WORK INSTRUCTION
In your copy, each line below is repeated exactly and no image appears.

[Dataset rows describing interfaces]
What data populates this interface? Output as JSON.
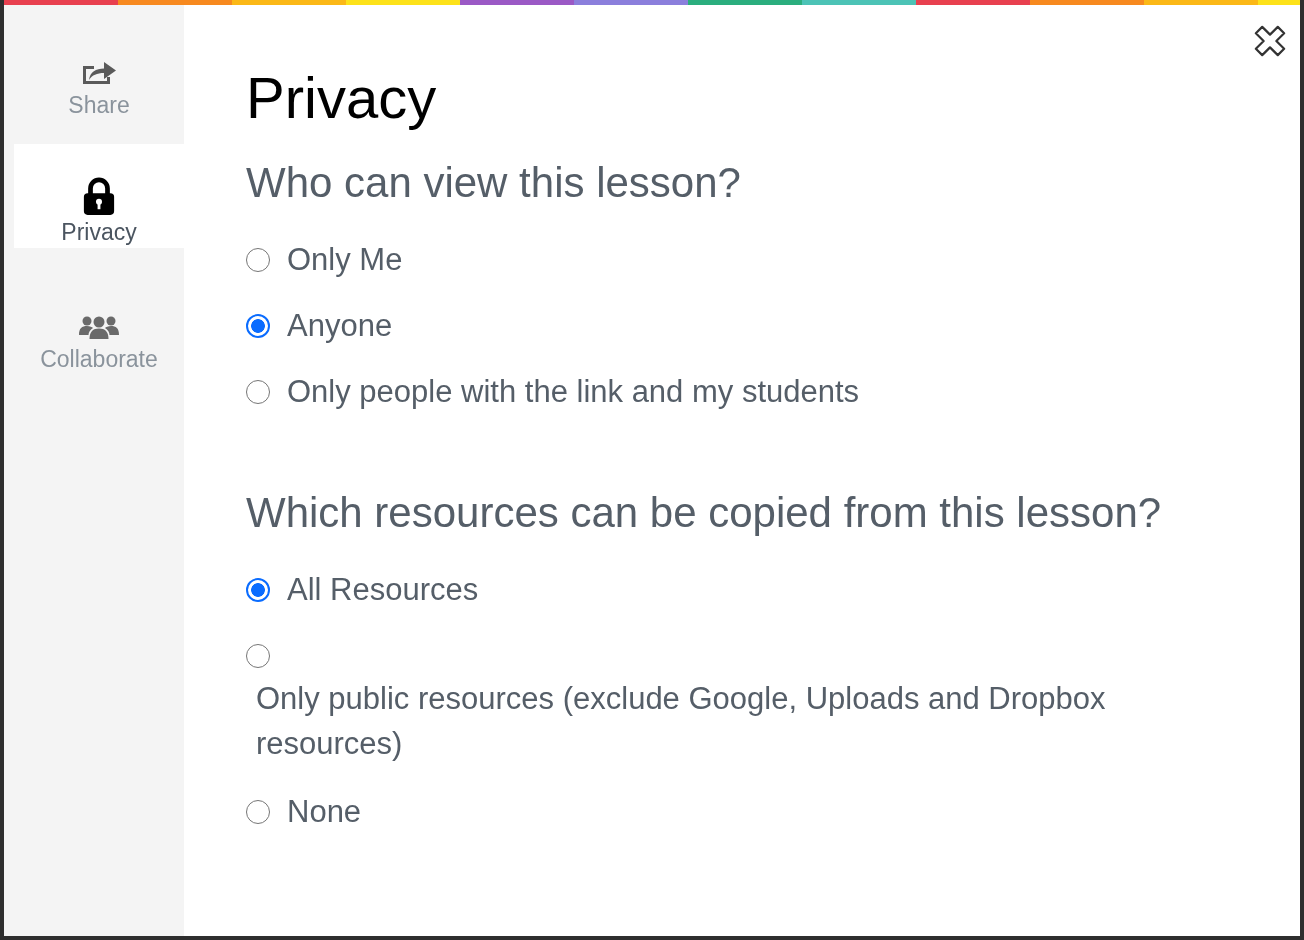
{
  "sidebar": {
    "items": [
      {
        "label": "Share",
        "selected": false
      },
      {
        "label": "Privacy",
        "selected": true
      },
      {
        "label": "Collaborate",
        "selected": false
      }
    ]
  },
  "title": "Privacy",
  "sections": [
    {
      "heading": "Who can view this lesson?",
      "options": [
        {
          "kind": "inline",
          "label": "Only Me",
          "selected": false
        },
        {
          "kind": "inline",
          "label": "Anyone",
          "selected": true
        },
        {
          "kind": "inline",
          "label": "Only people with the link and my students",
          "selected": false
        }
      ]
    },
    {
      "heading": "Which resources can be copied from this lesson?",
      "options": [
        {
          "kind": "inline",
          "label": "All Resources",
          "selected": true
        },
        {
          "kind": "stacked",
          "label": "Only public resources (exclude Google, Uploads and Dropbox resources)",
          "selected": false
        },
        {
          "kind": "inline",
          "label": "None",
          "selected": false
        }
      ]
    }
  ]
}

RESPONSE TO THE TASK
What data populates this interface? Output as JSON.
{
  "sidebar": {
    "items": [
      {
        "label": "Share",
        "selected": false
      },
      {
        "label": "Privacy",
        "selected": true
      },
      {
        "label": "Collaborate",
        "selected": false
      }
    ]
  },
  "title": "Privacy",
  "sections": [
    {
      "heading": "Who can view this lesson?",
      "options": [
        {
          "kind": "inline",
          "label": "Only Me",
          "selected": false
        },
        {
          "kind": "inline",
          "label": "Anyone",
          "selected": true
        },
        {
          "kind": "inline",
          "label": "Only people with the link and my students",
          "selected": false
        }
      ]
    },
    {
      "heading": "Which resources can be copied from this lesson?",
      "options": [
        {
          "kind": "inline",
          "label": "All Resources",
          "selected": true
        },
        {
          "kind": "stacked",
          "label": "Only public resources (exclude Google, Uploads and Dropbox resources)",
          "selected": false
        },
        {
          "kind": "inline",
          "label": "None",
          "selected": false
        }
      ]
    }
  ]
}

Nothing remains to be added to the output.